Week 3 includes 3 Optifast products per day, 1 meal that includes 1 serving of lean protein, and 1-2 servings of non starchy vegetables, 1 serving of fruit, and 1 serving of dairy. The fruit and dairy can be as a snack or part of a meal.
Week 4 features 2 Optifast products per day and 2 meals that include lean proteins and non starchy vegetables, 1 serving of fruit, 1 serving of dairy, and one starch per day. Like with week 3, the fruit and dairy can be used as snacks. Week 4 is the eating plan that I’ll stick with for as long as I want to lose weight. Once I’m just wanting to maintain my weight, I’ll add 1-2 additional servings of starch.

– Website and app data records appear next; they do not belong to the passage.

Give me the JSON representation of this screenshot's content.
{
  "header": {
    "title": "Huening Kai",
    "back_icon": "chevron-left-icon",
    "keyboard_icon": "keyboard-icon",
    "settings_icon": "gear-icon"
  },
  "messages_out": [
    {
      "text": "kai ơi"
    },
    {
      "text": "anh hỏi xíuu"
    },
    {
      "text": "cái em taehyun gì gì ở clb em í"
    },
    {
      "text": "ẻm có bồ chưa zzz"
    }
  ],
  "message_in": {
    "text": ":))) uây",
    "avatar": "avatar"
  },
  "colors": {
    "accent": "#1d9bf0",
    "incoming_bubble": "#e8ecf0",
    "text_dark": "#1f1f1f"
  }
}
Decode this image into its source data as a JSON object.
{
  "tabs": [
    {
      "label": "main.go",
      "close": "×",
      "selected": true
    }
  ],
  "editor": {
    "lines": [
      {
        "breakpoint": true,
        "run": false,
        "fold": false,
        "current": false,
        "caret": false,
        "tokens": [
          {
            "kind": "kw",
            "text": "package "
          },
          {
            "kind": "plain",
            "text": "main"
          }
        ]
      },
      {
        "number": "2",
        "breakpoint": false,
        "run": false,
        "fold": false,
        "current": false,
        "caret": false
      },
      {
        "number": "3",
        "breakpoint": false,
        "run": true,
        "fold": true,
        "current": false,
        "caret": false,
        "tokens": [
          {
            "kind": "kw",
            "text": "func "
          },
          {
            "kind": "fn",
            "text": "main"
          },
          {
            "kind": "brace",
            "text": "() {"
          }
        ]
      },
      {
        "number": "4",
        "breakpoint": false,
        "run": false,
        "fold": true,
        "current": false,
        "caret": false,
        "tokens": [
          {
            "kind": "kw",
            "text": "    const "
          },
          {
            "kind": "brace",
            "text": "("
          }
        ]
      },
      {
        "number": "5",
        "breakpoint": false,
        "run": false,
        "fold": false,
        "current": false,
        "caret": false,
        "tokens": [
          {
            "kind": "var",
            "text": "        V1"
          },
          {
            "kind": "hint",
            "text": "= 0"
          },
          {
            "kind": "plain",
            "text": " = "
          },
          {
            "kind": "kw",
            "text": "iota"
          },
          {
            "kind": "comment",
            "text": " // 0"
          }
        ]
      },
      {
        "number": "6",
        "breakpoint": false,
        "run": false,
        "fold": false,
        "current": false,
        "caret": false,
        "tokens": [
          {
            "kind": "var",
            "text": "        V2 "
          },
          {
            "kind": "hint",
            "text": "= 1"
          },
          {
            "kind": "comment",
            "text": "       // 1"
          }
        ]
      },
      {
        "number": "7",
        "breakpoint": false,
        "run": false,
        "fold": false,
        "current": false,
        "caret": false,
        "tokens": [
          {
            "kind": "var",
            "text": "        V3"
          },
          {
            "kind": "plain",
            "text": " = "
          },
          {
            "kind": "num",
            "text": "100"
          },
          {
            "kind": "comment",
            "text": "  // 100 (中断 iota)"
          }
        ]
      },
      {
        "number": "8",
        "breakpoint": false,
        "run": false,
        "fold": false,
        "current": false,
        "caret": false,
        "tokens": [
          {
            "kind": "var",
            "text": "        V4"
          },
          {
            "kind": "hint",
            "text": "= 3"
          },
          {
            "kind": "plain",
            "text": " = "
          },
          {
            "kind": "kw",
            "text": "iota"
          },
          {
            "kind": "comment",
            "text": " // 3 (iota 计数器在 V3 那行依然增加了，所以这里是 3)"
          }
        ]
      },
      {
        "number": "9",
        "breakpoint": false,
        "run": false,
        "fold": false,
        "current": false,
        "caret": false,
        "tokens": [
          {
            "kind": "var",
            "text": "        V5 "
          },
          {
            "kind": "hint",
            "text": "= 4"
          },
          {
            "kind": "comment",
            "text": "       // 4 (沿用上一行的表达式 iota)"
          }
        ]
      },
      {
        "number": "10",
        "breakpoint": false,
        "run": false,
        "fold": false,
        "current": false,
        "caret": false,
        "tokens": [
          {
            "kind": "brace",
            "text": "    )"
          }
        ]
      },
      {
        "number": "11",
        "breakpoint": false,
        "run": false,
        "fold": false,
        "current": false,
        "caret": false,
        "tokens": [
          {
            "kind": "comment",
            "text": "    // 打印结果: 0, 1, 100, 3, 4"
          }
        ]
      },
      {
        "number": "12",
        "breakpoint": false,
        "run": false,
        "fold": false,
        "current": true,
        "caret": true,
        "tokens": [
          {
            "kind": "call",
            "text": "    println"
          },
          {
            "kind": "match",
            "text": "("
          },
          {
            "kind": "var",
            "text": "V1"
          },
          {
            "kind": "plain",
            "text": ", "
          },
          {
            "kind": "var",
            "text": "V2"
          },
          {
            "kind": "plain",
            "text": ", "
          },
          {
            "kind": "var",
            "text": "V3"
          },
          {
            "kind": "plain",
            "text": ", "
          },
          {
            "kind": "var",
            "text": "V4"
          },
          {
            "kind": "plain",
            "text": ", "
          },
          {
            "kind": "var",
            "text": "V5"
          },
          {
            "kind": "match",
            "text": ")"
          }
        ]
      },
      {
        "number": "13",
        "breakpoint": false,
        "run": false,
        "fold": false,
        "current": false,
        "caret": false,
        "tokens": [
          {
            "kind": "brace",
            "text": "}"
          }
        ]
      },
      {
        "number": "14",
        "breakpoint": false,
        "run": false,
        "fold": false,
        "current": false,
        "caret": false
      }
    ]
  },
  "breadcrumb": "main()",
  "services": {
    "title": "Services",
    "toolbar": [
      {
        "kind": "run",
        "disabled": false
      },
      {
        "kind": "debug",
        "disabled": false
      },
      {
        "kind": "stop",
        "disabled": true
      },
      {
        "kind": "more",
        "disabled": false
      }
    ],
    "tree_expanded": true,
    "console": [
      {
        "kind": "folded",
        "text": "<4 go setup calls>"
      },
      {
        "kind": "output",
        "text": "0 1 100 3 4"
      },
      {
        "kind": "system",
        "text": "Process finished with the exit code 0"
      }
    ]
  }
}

Transition will bring my caloric intake up to 1000-1100 calories per day. This is a little scary! Even more daunting, is that my husband and I will be on vacation during weeks 2 and 3 of my transition. I’m going armed with my food scale and measuring cups, and luckily, I have access to a kitchen both weeks, so I can cook for myself. Unfortunately, there may be a few times that I have to eat at a restaurant, but I know some good tricks to keep me out of trouble, and I won’t be shy about bringing my scale and measuring cups to the restaurant with me!
Of course, exercise will still be a very important part of my weight loss regime. Though my program with the personal trainers will end in four weeks, they’ve educated me in how to use the equipment at the wellness center and have given me a variety of routines to do.
As frightening as transition may seem for me, I know I’ll be ready. I’ve learned so much about exercise and eating properly. I’ve also learned to replace my desire to overeat with healthier things like exercising, blogging, crafting, or hanging out with friends and family. These next weeks will be spent continuing to mentally and physically prepare myself to succeed once transition begins.
I want to thank all of my blogging buddies for your continued love & support. You have no idea how much connecting with all of you means to me! ❤
Yesterday, I attended an amazing behavioral modification class at the bariatric center. The topic was Self-Soothing, and I know many of you who suffer from food addictions, emotional eating, or just general stress in your life, will be interested in tips and techniques to combat stress, as well as the desire to eat when you’re not really hungry.
Food provides a series of sensory experiences. We hear it sizzling, bubbling, or simmering on the stove and smell it’s tempting aroma as it’s prepared. We see its glorious shapes and colors and taste its sweet, sour, salty, bitter, or savory flavors. We experience its consistency and texture as we move it in our mouths. Temporarily, it fills a need. Momentarily its a panacea that soothes out anxiety or makes us forget something in our lives that’s missing. Then, like most fleeting fixes, it leaves us guilt-ridden and hungry for more. Because of the sensory nature of food, replacing it with another pleasurable sensory experience as a remedy for cravings when you’re full or when your daily nutritional needs have been met, is often very effective.
Over the next two months, I’m going to offer a series of well-researched posts each Friday that I’ll call Friday Fixes. These posts will focus on sensory techniques to combat overeating, as well as mindful eating techniques and general stress busters. As always, I welcome your topic ideas, suggestions, or feedback!
******Next week’s topic will be Self-Soothing through Visual Sensory Input.******
Disclaimer (as I have no desire to incite trouble 🙂 ):I am not an expert on behavioral modification or weight loss. However, as a licensed teacher and public relations specialist, I am research savvy and able to provide information from reliable, scholarly sources.